_Dataset rows for apps and sites:_
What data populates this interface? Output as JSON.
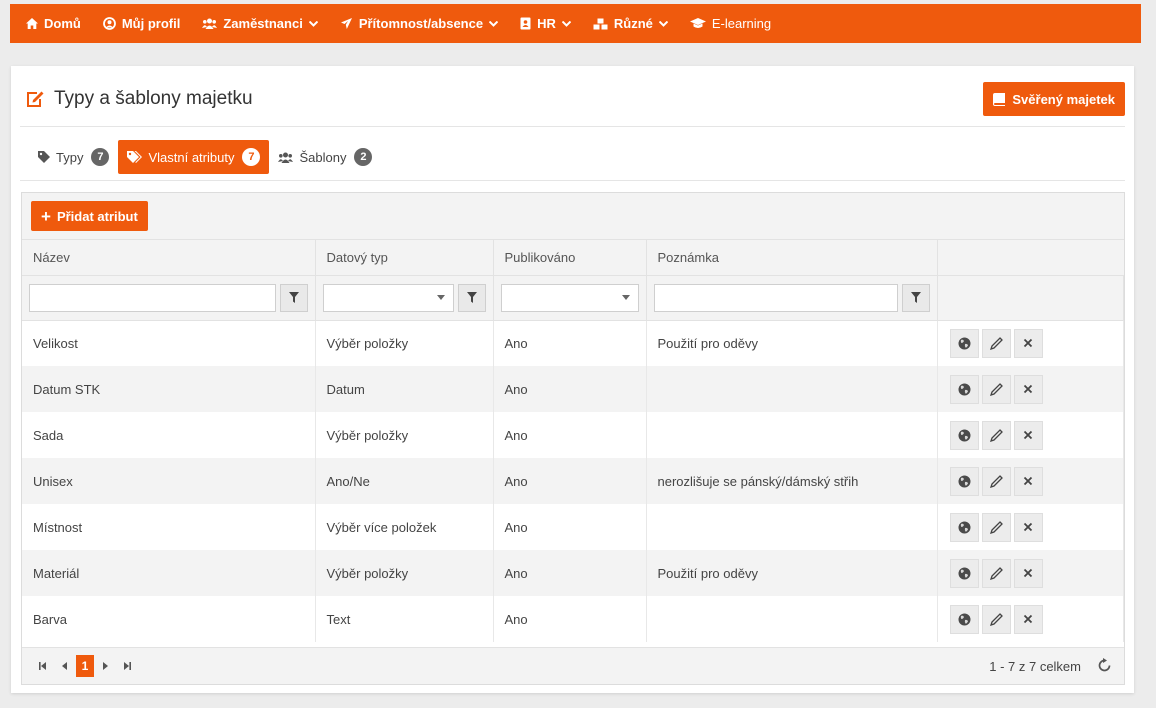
{
  "nav": {
    "items": [
      {
        "label": "Domů",
        "icon": "home-icon",
        "dropdown": false
      },
      {
        "label": "Můj profil",
        "icon": "user-circle-icon",
        "dropdown": false
      },
      {
        "label": "Zaměstnanci",
        "icon": "users-icon",
        "dropdown": true
      },
      {
        "label": "Přítomnost/absence",
        "icon": "plane-icon",
        "dropdown": true
      },
      {
        "label": "HR",
        "icon": "address-book-icon",
        "dropdown": true
      },
      {
        "label": "Různé",
        "icon": "cubes-icon",
        "dropdown": true
      },
      {
        "label": "E-learning",
        "icon": "graduation-cap-icon",
        "dropdown": false
      }
    ]
  },
  "page": {
    "title": "Typy a šablony majetku",
    "title_icon": "edit-icon",
    "top_button": "Svěřený majetek"
  },
  "tabs": [
    {
      "label": "Typy",
      "count": "7",
      "icon": "tag-icon",
      "active": false
    },
    {
      "label": "Vlastní atributy",
      "count": "7",
      "icon": "tags-icon",
      "active": true
    },
    {
      "label": "Šablony",
      "count": "2",
      "icon": "users-icon",
      "active": false
    }
  ],
  "toolbar": {
    "add_label": "Přidat atribut"
  },
  "table": {
    "columns": [
      "Název",
      "Datový typ",
      "Publikováno",
      "Poznámka",
      ""
    ],
    "rows": [
      {
        "name": "Velikost",
        "type": "Výběr položky",
        "published": "Ano",
        "note": "Použití pro oděvy"
      },
      {
        "name": "Datum STK",
        "type": "Datum",
        "published": "Ano",
        "note": ""
      },
      {
        "name": "Sada",
        "type": "Výběr položky",
        "published": "Ano",
        "note": ""
      },
      {
        "name": "Unisex",
        "type": "Ano/Ne",
        "published": "Ano",
        "note": "nerozlišuje se pánský/dámský střih"
      },
      {
        "name": "Místnost",
        "type": "Výběr více položek",
        "published": "Ano",
        "note": ""
      },
      {
        "name": "Materiál",
        "type": "Výběr položky",
        "published": "Ano",
        "note": "Použití pro oděvy"
      },
      {
        "name": "Barva",
        "type": "Text",
        "published": "Ano",
        "note": ""
      }
    ]
  },
  "pager": {
    "current_page": "1",
    "info": "1 - 7 z 7 celkem"
  },
  "colors": {
    "accent": "#ef5a0d"
  }
}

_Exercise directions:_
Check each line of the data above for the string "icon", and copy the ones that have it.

_Problem solution:_
        "icon": "home-icon",
        "icon": "user-circle-icon",
        "icon": "users-icon",
        "icon": "plane-icon",
        "icon": "address-book-icon",
        "icon": "cubes-icon",
        "icon": "graduation-cap-icon",
    "title_icon": "edit-icon",
      "icon": "tag-icon",
      "icon": "tags-icon",
      "icon": "users-icon",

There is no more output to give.